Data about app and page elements

BEGIN

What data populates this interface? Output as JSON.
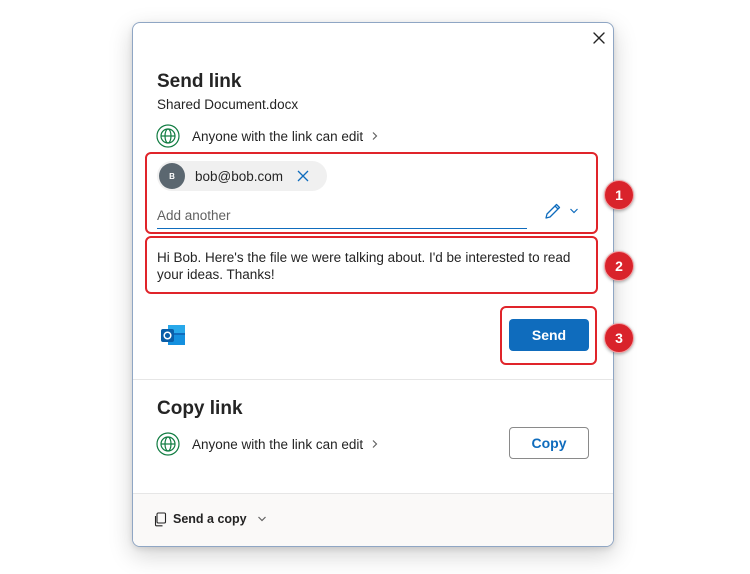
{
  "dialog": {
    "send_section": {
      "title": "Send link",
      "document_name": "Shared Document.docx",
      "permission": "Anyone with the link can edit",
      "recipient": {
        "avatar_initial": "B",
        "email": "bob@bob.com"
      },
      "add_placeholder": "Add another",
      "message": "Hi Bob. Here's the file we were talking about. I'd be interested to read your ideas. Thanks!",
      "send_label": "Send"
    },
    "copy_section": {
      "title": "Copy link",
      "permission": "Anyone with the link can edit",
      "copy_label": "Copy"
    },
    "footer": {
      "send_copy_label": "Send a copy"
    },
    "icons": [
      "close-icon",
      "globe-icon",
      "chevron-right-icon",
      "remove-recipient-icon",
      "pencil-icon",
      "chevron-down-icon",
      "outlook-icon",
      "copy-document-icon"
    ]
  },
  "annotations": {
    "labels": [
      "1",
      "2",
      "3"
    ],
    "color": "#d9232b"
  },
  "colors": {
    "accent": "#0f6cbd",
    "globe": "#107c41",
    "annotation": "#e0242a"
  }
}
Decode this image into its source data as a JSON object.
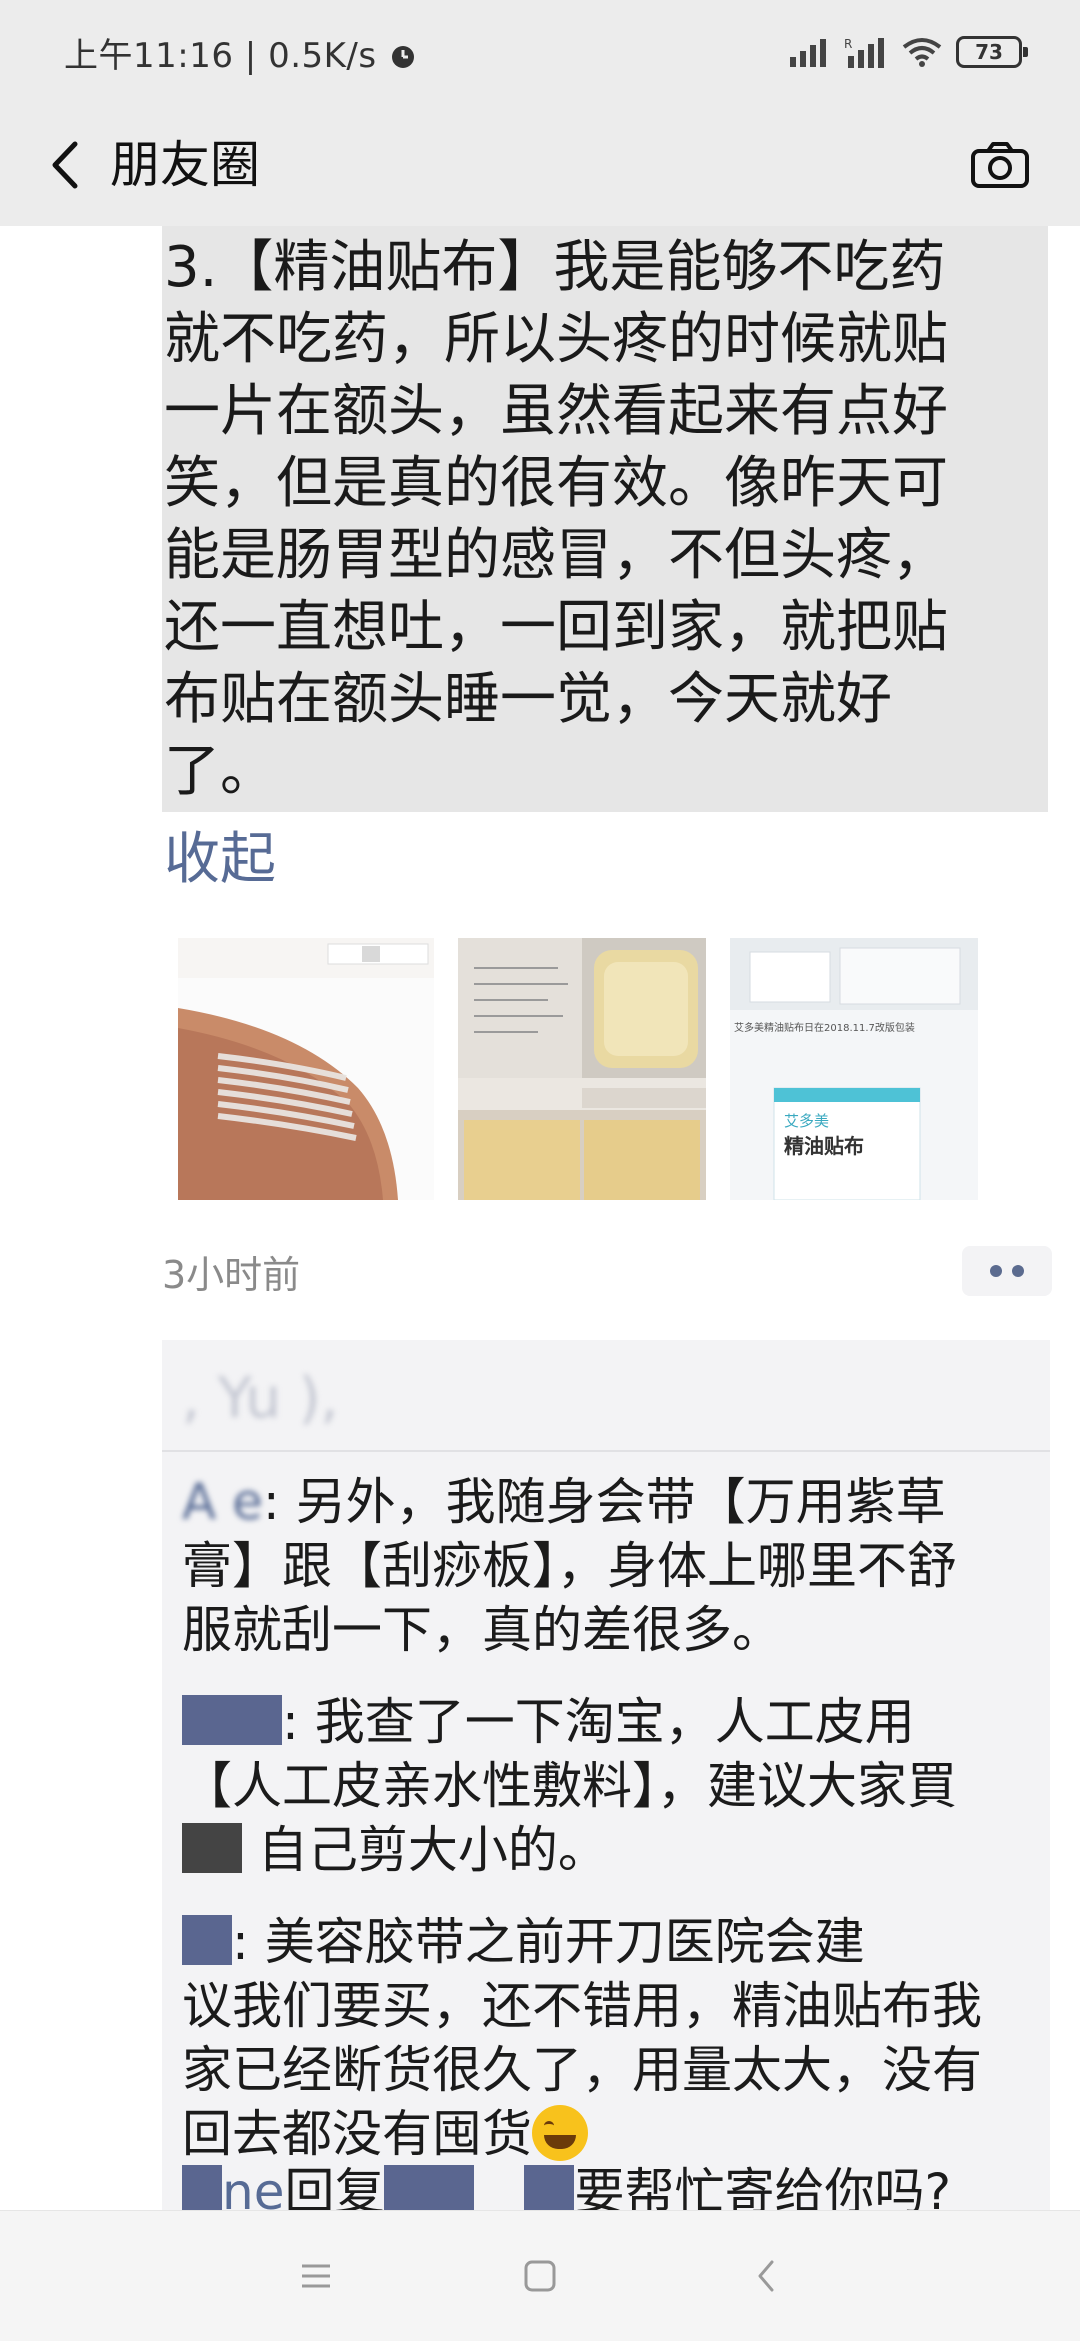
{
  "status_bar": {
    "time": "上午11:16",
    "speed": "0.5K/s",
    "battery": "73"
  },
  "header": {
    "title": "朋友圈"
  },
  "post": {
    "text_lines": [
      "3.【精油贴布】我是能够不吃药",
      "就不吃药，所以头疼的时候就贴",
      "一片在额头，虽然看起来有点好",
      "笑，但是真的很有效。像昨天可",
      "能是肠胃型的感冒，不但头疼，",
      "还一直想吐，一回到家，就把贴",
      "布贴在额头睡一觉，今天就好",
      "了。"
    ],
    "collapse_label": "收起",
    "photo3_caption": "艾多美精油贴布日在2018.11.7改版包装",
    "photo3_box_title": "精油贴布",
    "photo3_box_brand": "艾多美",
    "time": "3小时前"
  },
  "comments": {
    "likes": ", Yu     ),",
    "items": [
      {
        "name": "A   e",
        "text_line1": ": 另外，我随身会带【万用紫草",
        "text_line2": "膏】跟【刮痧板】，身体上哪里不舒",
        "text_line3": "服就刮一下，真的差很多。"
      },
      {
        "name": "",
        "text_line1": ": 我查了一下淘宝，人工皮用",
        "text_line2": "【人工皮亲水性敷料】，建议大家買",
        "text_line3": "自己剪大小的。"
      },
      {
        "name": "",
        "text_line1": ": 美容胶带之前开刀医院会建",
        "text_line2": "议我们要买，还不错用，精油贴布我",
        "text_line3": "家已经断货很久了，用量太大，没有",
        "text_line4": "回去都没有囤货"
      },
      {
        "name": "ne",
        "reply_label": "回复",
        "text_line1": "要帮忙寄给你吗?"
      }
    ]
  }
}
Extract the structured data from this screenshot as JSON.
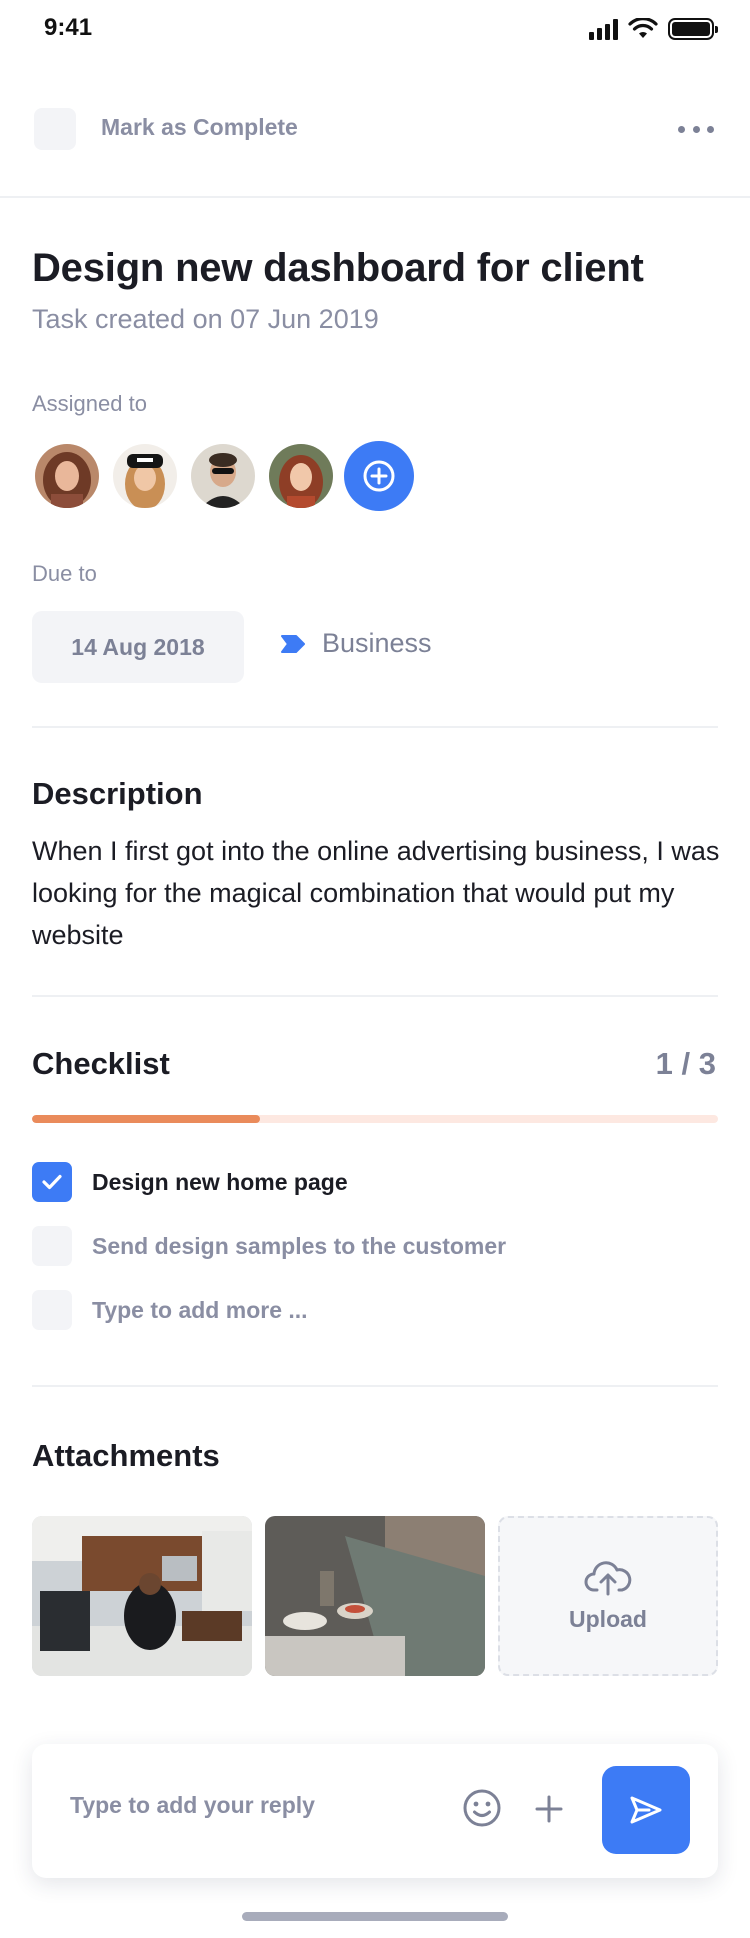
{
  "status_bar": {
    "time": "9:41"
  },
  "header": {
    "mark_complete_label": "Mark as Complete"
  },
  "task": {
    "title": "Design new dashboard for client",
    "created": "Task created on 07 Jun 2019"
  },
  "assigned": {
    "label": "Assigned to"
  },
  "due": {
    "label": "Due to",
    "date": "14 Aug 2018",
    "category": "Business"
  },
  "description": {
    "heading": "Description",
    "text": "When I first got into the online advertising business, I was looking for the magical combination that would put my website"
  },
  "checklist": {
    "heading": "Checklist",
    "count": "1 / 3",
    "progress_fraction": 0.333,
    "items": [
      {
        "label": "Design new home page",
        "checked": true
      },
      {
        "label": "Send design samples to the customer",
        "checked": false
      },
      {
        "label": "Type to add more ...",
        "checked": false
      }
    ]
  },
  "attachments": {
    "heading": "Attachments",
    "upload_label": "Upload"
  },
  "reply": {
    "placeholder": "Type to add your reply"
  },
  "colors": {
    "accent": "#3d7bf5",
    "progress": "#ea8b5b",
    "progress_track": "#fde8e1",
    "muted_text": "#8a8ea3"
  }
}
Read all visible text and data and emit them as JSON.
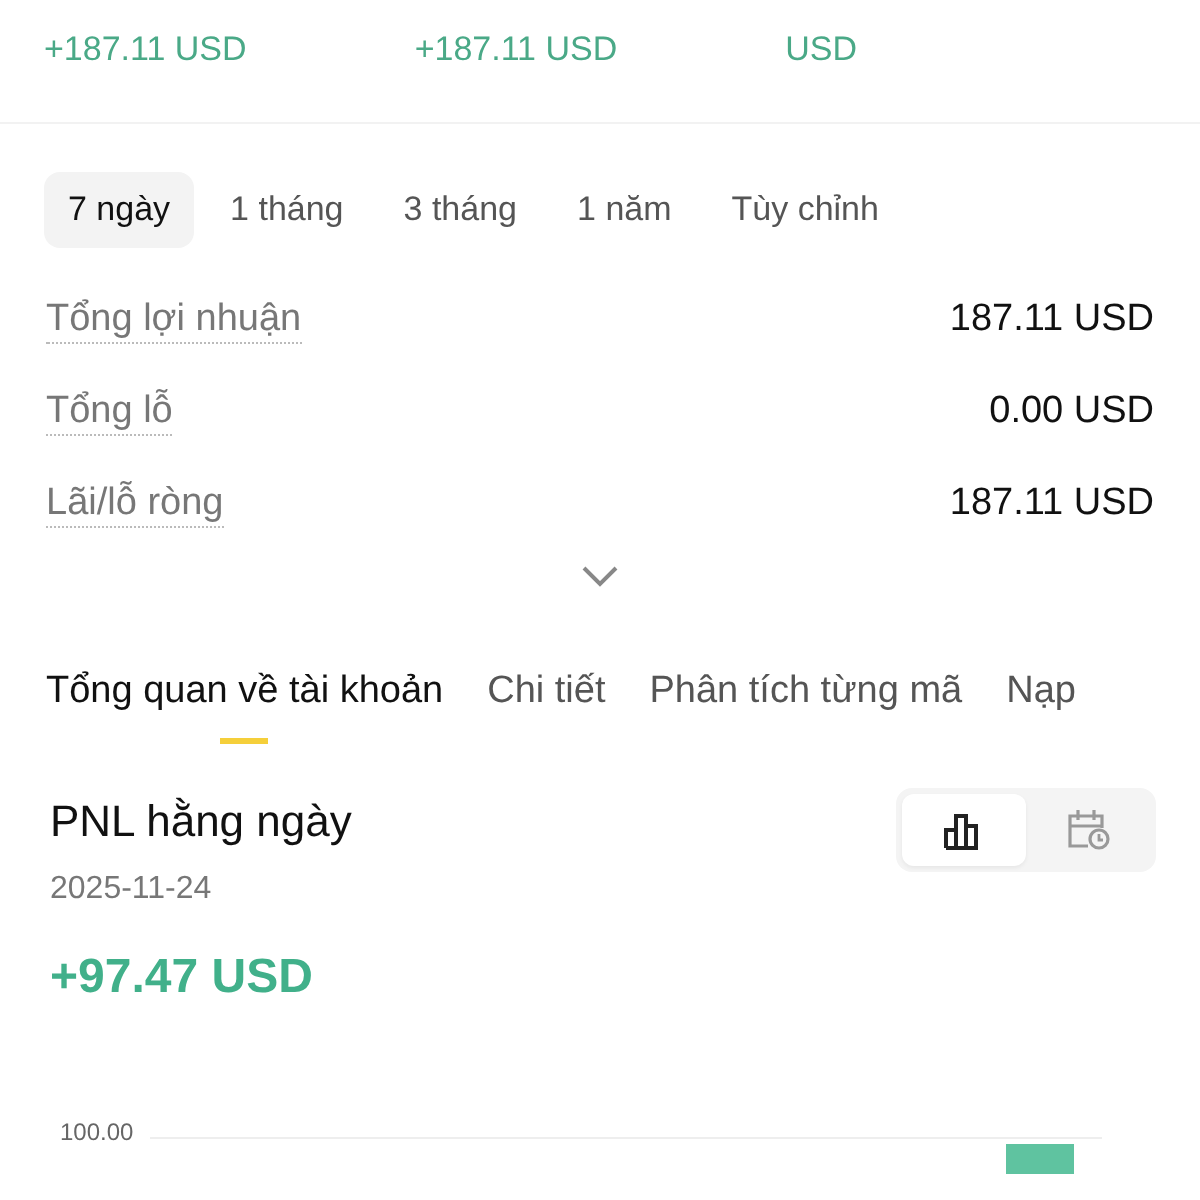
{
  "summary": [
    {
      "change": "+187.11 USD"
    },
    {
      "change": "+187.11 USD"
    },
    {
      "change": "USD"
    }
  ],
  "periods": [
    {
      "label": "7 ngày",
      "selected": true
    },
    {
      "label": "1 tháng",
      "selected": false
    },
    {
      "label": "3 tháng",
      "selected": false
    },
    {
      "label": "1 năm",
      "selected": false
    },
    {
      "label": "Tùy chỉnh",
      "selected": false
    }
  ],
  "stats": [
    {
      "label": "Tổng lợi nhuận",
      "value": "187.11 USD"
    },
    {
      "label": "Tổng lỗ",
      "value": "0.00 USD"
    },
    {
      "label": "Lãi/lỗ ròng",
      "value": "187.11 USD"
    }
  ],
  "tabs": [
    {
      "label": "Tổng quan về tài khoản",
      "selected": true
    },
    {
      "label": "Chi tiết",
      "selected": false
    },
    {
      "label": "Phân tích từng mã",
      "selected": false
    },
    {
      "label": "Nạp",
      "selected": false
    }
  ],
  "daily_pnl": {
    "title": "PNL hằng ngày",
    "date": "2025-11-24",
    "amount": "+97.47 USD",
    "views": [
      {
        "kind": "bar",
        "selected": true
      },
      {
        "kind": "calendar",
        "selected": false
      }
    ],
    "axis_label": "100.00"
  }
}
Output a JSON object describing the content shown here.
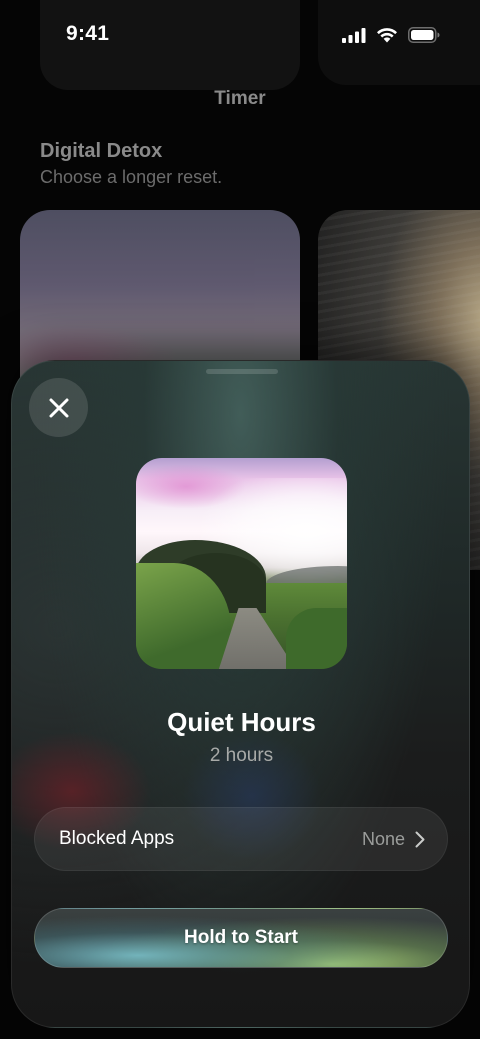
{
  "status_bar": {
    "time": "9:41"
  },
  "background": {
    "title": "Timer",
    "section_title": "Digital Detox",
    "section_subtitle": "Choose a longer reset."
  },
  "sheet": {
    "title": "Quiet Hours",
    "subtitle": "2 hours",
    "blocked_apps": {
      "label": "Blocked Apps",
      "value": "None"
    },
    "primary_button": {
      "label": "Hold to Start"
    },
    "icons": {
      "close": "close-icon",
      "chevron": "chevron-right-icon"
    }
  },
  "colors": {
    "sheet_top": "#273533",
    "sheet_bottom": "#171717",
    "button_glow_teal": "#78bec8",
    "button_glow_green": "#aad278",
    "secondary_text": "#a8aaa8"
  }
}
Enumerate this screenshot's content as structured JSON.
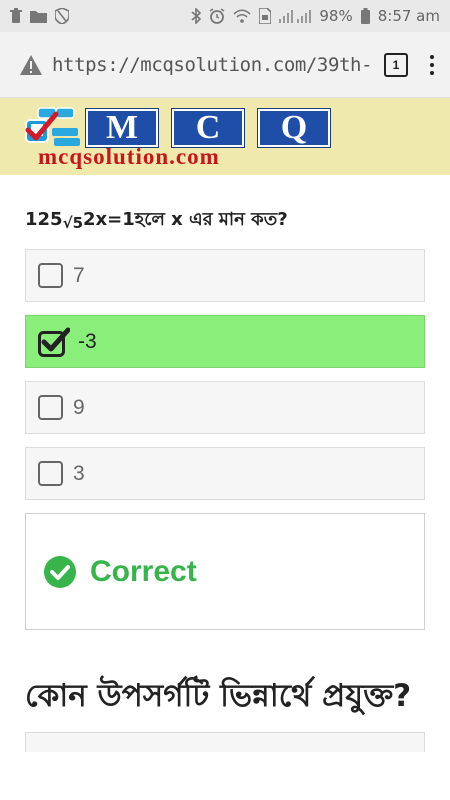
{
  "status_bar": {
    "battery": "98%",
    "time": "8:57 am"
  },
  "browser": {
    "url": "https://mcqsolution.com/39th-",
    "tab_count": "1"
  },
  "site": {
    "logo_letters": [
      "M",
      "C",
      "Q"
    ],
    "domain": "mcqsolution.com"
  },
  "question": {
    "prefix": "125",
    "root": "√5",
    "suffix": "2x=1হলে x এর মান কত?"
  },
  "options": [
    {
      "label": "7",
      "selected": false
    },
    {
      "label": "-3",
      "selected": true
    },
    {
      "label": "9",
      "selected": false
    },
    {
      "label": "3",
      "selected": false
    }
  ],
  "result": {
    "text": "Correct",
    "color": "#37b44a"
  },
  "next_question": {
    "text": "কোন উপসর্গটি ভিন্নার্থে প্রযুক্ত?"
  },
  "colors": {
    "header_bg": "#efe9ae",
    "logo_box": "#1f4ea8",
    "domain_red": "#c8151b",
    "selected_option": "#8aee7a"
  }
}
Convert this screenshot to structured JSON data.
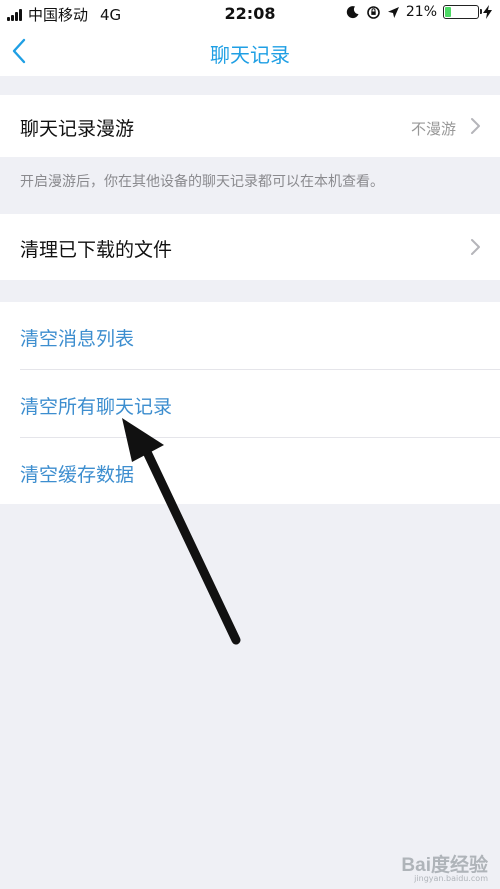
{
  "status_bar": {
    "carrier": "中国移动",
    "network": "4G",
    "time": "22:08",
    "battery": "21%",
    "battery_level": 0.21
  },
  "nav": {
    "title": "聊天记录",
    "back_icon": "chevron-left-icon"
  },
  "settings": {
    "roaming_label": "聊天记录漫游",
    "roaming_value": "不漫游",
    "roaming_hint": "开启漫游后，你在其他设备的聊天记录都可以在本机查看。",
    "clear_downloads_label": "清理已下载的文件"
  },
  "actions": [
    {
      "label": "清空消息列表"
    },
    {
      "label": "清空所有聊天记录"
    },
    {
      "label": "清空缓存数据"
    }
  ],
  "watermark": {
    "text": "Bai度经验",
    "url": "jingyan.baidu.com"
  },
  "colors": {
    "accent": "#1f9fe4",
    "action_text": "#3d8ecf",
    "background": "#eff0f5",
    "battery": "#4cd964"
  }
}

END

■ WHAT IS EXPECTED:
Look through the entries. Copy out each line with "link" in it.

■ OUTPUT FOR THIS TASK:
      "title": "Send link",
      "permission": "Anyone with the link can edit",
      "title": "Copy link",
      "permission": "Anyone with the link can edit",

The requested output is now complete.